[Input data Boundary: Start]

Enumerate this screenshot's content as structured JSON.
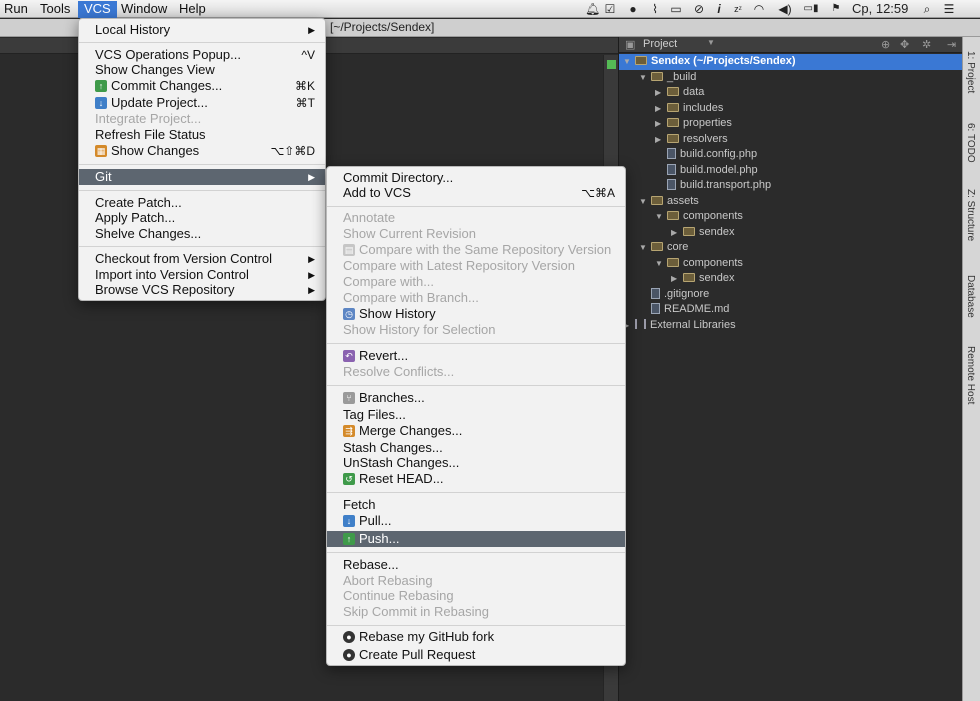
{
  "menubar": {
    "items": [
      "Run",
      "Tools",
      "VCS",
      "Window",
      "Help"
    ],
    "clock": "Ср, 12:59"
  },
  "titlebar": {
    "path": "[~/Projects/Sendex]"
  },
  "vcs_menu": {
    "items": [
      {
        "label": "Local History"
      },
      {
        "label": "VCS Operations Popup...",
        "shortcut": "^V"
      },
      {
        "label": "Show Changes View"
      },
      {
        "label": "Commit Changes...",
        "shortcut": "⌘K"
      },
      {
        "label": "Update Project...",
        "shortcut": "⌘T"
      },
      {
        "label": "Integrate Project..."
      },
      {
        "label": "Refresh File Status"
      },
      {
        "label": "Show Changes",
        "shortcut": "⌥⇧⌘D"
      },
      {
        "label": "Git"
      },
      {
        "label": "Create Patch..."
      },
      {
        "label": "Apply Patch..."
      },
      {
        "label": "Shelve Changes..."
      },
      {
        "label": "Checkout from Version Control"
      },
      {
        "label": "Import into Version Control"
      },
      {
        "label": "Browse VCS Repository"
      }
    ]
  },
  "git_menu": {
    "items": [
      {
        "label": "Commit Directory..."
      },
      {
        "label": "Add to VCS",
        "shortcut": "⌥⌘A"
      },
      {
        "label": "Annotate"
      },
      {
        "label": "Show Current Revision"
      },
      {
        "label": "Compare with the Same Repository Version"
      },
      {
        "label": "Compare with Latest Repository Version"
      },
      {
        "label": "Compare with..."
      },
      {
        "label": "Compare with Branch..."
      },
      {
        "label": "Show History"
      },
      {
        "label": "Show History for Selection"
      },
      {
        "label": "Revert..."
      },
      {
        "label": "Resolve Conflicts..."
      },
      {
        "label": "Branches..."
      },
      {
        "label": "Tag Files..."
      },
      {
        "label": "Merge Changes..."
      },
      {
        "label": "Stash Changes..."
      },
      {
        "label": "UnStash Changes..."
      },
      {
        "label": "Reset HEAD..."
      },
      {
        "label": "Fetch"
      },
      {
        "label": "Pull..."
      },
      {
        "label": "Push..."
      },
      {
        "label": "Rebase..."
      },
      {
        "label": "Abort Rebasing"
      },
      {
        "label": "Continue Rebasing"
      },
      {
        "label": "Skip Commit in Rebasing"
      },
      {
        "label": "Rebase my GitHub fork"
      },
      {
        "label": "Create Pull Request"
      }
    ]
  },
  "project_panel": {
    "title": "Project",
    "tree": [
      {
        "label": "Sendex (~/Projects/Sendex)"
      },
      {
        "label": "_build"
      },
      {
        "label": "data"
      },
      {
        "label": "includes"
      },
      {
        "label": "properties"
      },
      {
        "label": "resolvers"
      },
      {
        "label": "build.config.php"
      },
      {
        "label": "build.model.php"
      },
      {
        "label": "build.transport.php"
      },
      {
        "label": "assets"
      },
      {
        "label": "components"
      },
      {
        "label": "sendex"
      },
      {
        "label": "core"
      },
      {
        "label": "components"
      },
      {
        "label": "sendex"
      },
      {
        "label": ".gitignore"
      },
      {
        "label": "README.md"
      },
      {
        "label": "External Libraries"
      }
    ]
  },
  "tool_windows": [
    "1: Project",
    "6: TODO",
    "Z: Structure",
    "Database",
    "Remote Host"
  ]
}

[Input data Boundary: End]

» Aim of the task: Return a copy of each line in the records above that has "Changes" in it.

» Worked solution:
        "label": "Show Changes View"
        "label": "Commit Changes...",
        "label": "Show Changes",
        "label": "Shelve Changes..."
        "label": "Merge Changes..."
        "label": "Stash Changes..."
        "label": "UnStash Changes..."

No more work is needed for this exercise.